ISBN 978-3-938025-16-1

22,40 x 28,00 cm

160 Pages

4 b/w illustrations

Softcover, bound, without dust-jacket, without slipcase

Languages: German

Thomas Kaestle for
Kunstverein Hildesheim

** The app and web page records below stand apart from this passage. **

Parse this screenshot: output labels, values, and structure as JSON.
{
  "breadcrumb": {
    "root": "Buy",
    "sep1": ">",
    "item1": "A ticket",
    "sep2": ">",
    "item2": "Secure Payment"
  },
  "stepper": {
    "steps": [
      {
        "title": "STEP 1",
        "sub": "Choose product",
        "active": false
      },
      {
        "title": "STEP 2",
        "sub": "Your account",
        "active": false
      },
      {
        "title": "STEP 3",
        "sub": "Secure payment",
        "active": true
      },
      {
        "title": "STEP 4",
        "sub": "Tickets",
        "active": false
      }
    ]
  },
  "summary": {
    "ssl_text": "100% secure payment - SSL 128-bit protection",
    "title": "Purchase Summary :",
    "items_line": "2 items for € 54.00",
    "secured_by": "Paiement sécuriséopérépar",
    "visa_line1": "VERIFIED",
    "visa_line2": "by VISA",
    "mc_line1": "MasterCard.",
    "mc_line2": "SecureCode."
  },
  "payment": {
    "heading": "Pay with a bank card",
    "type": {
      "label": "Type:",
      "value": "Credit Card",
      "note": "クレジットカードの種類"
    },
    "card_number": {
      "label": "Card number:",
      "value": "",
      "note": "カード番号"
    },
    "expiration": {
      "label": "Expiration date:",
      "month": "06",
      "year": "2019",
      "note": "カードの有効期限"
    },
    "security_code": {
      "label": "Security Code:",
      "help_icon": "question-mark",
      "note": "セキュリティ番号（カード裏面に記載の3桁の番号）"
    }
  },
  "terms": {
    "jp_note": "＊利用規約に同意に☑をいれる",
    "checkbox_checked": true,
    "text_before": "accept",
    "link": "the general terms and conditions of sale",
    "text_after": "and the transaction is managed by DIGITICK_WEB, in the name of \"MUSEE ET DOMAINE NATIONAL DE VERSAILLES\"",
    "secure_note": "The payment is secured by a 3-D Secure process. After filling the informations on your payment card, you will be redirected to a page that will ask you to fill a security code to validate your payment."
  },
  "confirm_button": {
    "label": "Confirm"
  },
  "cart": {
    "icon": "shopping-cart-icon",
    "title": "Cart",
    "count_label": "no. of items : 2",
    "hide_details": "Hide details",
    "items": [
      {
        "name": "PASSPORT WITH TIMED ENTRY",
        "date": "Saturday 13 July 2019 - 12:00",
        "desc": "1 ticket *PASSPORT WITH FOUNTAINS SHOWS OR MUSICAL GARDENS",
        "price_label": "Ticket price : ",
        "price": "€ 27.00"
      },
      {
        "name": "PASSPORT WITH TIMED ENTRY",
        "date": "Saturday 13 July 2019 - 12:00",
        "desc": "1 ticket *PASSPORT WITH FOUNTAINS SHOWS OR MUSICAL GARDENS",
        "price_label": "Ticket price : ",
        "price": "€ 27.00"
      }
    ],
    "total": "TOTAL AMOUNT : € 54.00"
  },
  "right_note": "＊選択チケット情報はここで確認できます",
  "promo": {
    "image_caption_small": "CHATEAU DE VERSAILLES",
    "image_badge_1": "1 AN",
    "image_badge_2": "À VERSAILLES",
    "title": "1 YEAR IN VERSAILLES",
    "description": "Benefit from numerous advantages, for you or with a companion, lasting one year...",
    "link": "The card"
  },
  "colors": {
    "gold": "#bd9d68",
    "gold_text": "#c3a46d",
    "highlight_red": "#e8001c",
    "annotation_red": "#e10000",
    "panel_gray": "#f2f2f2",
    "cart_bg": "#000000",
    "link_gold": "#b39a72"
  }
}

Klaus Dierßen, Jörg Siewert, Thomas Kaestle, Georg W. Bertram, Boris Groys, Jörn Müller, Stephan Porombka, Matthias Berthold, Gerald Hüther, Michael Lingner, Tom van Gestel, Gerrit Gohlke, Helge Meyer, Mieke Matzke, Hassan Al-Hakim, Michael Haerdter, Jean-Christophe Ammann, Georg Winter, Jorinde Seijdel, Cornelia Sollfrank, Wilhelm Schürmann, Hanno Rauterberg and Bogomir Ecker
The book was published as a view of the exhibition programme 2005 of the
Kunstverein Heidelberg.